• _Problem description_
In this exercise, write out the data word for word and leave every image out.

• _Given information_
━━━━━━

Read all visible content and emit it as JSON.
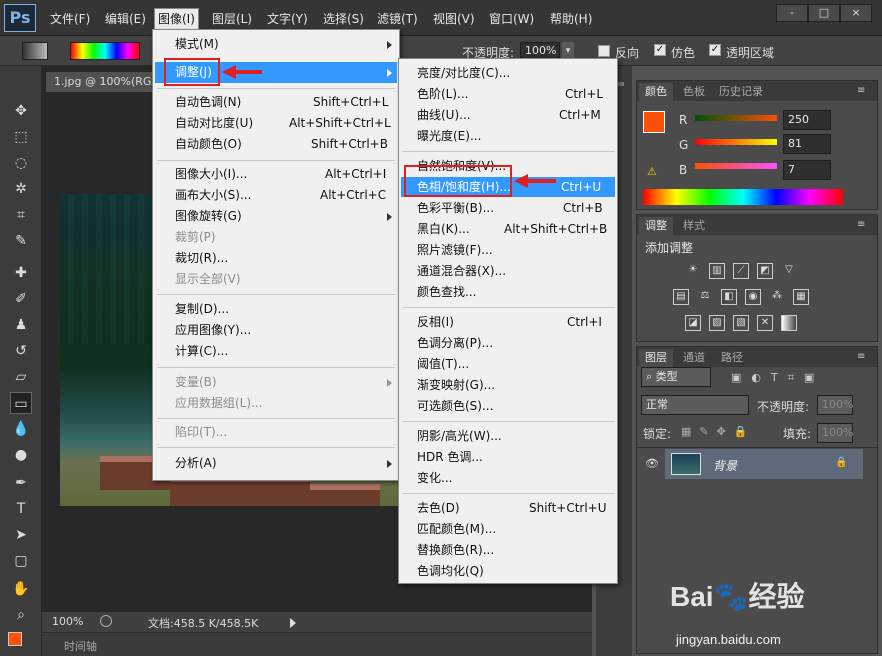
{
  "app": {
    "logo": "Ps"
  },
  "menubar": {
    "items": [
      "文件(F)",
      "编辑(E)",
      "图像(I)",
      "图层(L)",
      "文字(Y)",
      "选择(S)",
      "滤镜(T)",
      "视图(V)",
      "窗口(W)",
      "帮助(H)"
    ],
    "window_buttons": [
      "-",
      "□",
      "×"
    ]
  },
  "options": {
    "opacity_label": "不透明度:",
    "opacity_value": "100%",
    "reverse": "反向",
    "dither": "仿色",
    "transparency": "透明区域"
  },
  "document": {
    "tab": "1.jpg @ 100%(RGB",
    "zoom": "100%",
    "doc_info": "文档:458.5 K/458.5K",
    "timeline": "时间轴"
  },
  "image_menu": {
    "items": [
      {
        "label": "模式(M)",
        "shortcut": "",
        "submenu": true,
        "disabled": false
      },
      {
        "label": "调整(J)",
        "shortcut": "",
        "submenu": true,
        "disabled": false
      },
      {
        "label": "自动色调(N)",
        "shortcut": "Shift+Ctrl+L"
      },
      {
        "label": "自动对比度(U)",
        "shortcut": "Alt+Shift+Ctrl+L"
      },
      {
        "label": "自动颜色(O)",
        "shortcut": "Shift+Ctrl+B"
      },
      {
        "label": "图像大小(I)...",
        "shortcut": "Alt+Ctrl+I"
      },
      {
        "label": "画布大小(S)...",
        "shortcut": "Alt+Ctrl+C"
      },
      {
        "label": "图像旋转(G)",
        "shortcut": "",
        "submenu": true
      },
      {
        "label": "裁剪(P)",
        "shortcut": "",
        "disabled": true
      },
      {
        "label": "裁切(R)...",
        "shortcut": ""
      },
      {
        "label": "显示全部(V)",
        "shortcut": "",
        "disabled": true
      },
      {
        "label": "复制(D)...",
        "shortcut": ""
      },
      {
        "label": "应用图像(Y)...",
        "shortcut": ""
      },
      {
        "label": "计算(C)...",
        "shortcut": ""
      },
      {
        "label": "变量(B)",
        "shortcut": "",
        "submenu": true,
        "disabled": true
      },
      {
        "label": "应用数据组(L)...",
        "shortcut": "",
        "disabled": true
      },
      {
        "label": "陷印(T)...",
        "shortcut": "",
        "disabled": true
      },
      {
        "label": "分析(A)",
        "shortcut": "",
        "submenu": true
      }
    ]
  },
  "adjust_menu": {
    "items": [
      {
        "label": "亮度/对比度(C)...",
        "shortcut": ""
      },
      {
        "label": "色阶(L)...",
        "shortcut": "Ctrl+L"
      },
      {
        "label": "曲线(U)...",
        "shortcut": "Ctrl+M"
      },
      {
        "label": "曝光度(E)...",
        "shortcut": ""
      },
      {
        "label": "自然饱和度(V)...",
        "shortcut": ""
      },
      {
        "label": "色相/饱和度(H)...",
        "shortcut": "Ctrl+U"
      },
      {
        "label": "色彩平衡(B)...",
        "shortcut": "Ctrl+B"
      },
      {
        "label": "黑白(K)...",
        "shortcut": "Alt+Shift+Ctrl+B"
      },
      {
        "label": "照片滤镜(F)...",
        "shortcut": ""
      },
      {
        "label": "通道混合器(X)...",
        "shortcut": ""
      },
      {
        "label": "颜色查找...",
        "shortcut": ""
      },
      {
        "label": "反相(I)",
        "shortcut": "Ctrl+I"
      },
      {
        "label": "色调分离(P)...",
        "shortcut": ""
      },
      {
        "label": "阈值(T)...",
        "shortcut": ""
      },
      {
        "label": "渐变映射(G)...",
        "shortcut": ""
      },
      {
        "label": "可选颜色(S)...",
        "shortcut": ""
      },
      {
        "label": "阴影/高光(W)...",
        "shortcut": ""
      },
      {
        "label": "HDR 色调...",
        "shortcut": ""
      },
      {
        "label": "变化...",
        "shortcut": ""
      },
      {
        "label": "去色(D)",
        "shortcut": "Shift+Ctrl+U"
      },
      {
        "label": "匹配颜色(M)...",
        "shortcut": ""
      },
      {
        "label": "替换颜色(R)...",
        "shortcut": ""
      },
      {
        "label": "色调均化(Q)",
        "shortcut": ""
      }
    ]
  },
  "color_panel": {
    "tabs": [
      "颜色",
      "色板",
      "历史记录"
    ],
    "r_label": "R",
    "r_value": "250",
    "g_label": "G",
    "g_value": "81",
    "b_label": "B",
    "b_value": "7",
    "swatch_color": "#fa5107"
  },
  "adjust_panel": {
    "tabs": [
      "调整",
      "样式"
    ],
    "title": "添加调整"
  },
  "layers_panel": {
    "tabs": [
      "图层",
      "通道",
      "路径"
    ],
    "filter": "类型",
    "blend_mode": "正常",
    "opacity_label": "不透明度:",
    "opacity_value": "100%",
    "lock_label": "锁定:",
    "fill_label": "填充:",
    "fill_value": "100%",
    "layer_name": "背景"
  },
  "watermark": {
    "brand": "Bai",
    "brand2": "经验",
    "url": "jingyan.baidu.com"
  }
}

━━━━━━

• _Reply_
Read all visible content and emit it as JSON.
{
  "app": {
    "logo": "Ps"
  },
  "menubar": {
    "items": [
      "文件(F)",
      "编辑(E)",
      "图像(I)",
      "图层(L)",
      "文字(Y)",
      "选择(S)",
      "滤镜(T)",
      "视图(V)",
      "窗口(W)",
      "帮助(H)"
    ],
    "window_buttons": [
      "-",
      "□",
      "×"
    ]
  },
  "options": {
    "opacity_label": "不透明度:",
    "opacity_value": "100%",
    "reverse": "反向",
    "dither": "仿色",
    "transparency": "透明区域"
  },
  "document": {
    "tab": "1.jpg @ 100%(RGB",
    "zoom": "100%",
    "doc_info": "文档:458.5 K/458.5K",
    "timeline": "时间轴"
  },
  "image_menu": {
    "items": [
      {
        "label": "模式(M)",
        "shortcut": "",
        "submenu": true,
        "disabled": false
      },
      {
        "label": "调整(J)",
        "shortcut": "",
        "submenu": true,
        "disabled": false
      },
      {
        "label": "自动色调(N)",
        "shortcut": "Shift+Ctrl+L"
      },
      {
        "label": "自动对比度(U)",
        "shortcut": "Alt+Shift+Ctrl+L"
      },
      {
        "label": "自动颜色(O)",
        "shortcut": "Shift+Ctrl+B"
      },
      {
        "label": "图像大小(I)...",
        "shortcut": "Alt+Ctrl+I"
      },
      {
        "label": "画布大小(S)...",
        "shortcut": "Alt+Ctrl+C"
      },
      {
        "label": "图像旋转(G)",
        "shortcut": "",
        "submenu": true
      },
      {
        "label": "裁剪(P)",
        "shortcut": "",
        "disabled": true
      },
      {
        "label": "裁切(R)...",
        "shortcut": ""
      },
      {
        "label": "显示全部(V)",
        "shortcut": "",
        "disabled": true
      },
      {
        "label": "复制(D)...",
        "shortcut": ""
      },
      {
        "label": "应用图像(Y)...",
        "shortcut": ""
      },
      {
        "label": "计算(C)...",
        "shortcut": ""
      },
      {
        "label": "变量(B)",
        "shortcut": "",
        "submenu": true,
        "disabled": true
      },
      {
        "label": "应用数据组(L)...",
        "shortcut": "",
        "disabled": true
      },
      {
        "label": "陷印(T)...",
        "shortcut": "",
        "disabled": true
      },
      {
        "label": "分析(A)",
        "shortcut": "",
        "submenu": true
      }
    ]
  },
  "adjust_menu": {
    "items": [
      {
        "label": "亮度/对比度(C)...",
        "shortcut": ""
      },
      {
        "label": "色阶(L)...",
        "shortcut": "Ctrl+L"
      },
      {
        "label": "曲线(U)...",
        "shortcut": "Ctrl+M"
      },
      {
        "label": "曝光度(E)...",
        "shortcut": ""
      },
      {
        "label": "自然饱和度(V)...",
        "shortcut": ""
      },
      {
        "label": "色相/饱和度(H)...",
        "shortcut": "Ctrl+U"
      },
      {
        "label": "色彩平衡(B)...",
        "shortcut": "Ctrl+B"
      },
      {
        "label": "黑白(K)...",
        "shortcut": "Alt+Shift+Ctrl+B"
      },
      {
        "label": "照片滤镜(F)...",
        "shortcut": ""
      },
      {
        "label": "通道混合器(X)...",
        "shortcut": ""
      },
      {
        "label": "颜色查找...",
        "shortcut": ""
      },
      {
        "label": "反相(I)",
        "shortcut": "Ctrl+I"
      },
      {
        "label": "色调分离(P)...",
        "shortcut": ""
      },
      {
        "label": "阈值(T)...",
        "shortcut": ""
      },
      {
        "label": "渐变映射(G)...",
        "shortcut": ""
      },
      {
        "label": "可选颜色(S)...",
        "shortcut": ""
      },
      {
        "label": "阴影/高光(W)...",
        "shortcut": ""
      },
      {
        "label": "HDR 色调...",
        "shortcut": ""
      },
      {
        "label": "变化...",
        "shortcut": ""
      },
      {
        "label": "去色(D)",
        "shortcut": "Shift+Ctrl+U"
      },
      {
        "label": "匹配颜色(M)...",
        "shortcut": ""
      },
      {
        "label": "替换颜色(R)...",
        "shortcut": ""
      },
      {
        "label": "色调均化(Q)",
        "shortcut": ""
      }
    ]
  },
  "color_panel": {
    "tabs": [
      "颜色",
      "色板",
      "历史记录"
    ],
    "r_label": "R",
    "r_value": "250",
    "g_label": "G",
    "g_value": "81",
    "b_label": "B",
    "b_value": "7",
    "swatch_color": "#fa5107"
  },
  "adjust_panel": {
    "tabs": [
      "调整",
      "样式"
    ],
    "title": "添加调整"
  },
  "layers_panel": {
    "tabs": [
      "图层",
      "通道",
      "路径"
    ],
    "filter": "类型",
    "blend_mode": "正常",
    "opacity_label": "不透明度:",
    "opacity_value": "100%",
    "lock_label": "锁定:",
    "fill_label": "填充:",
    "fill_value": "100%",
    "layer_name": "背景"
  },
  "watermark": {
    "brand": "Bai",
    "brand2": "经验",
    "url": "jingyan.baidu.com"
  }
}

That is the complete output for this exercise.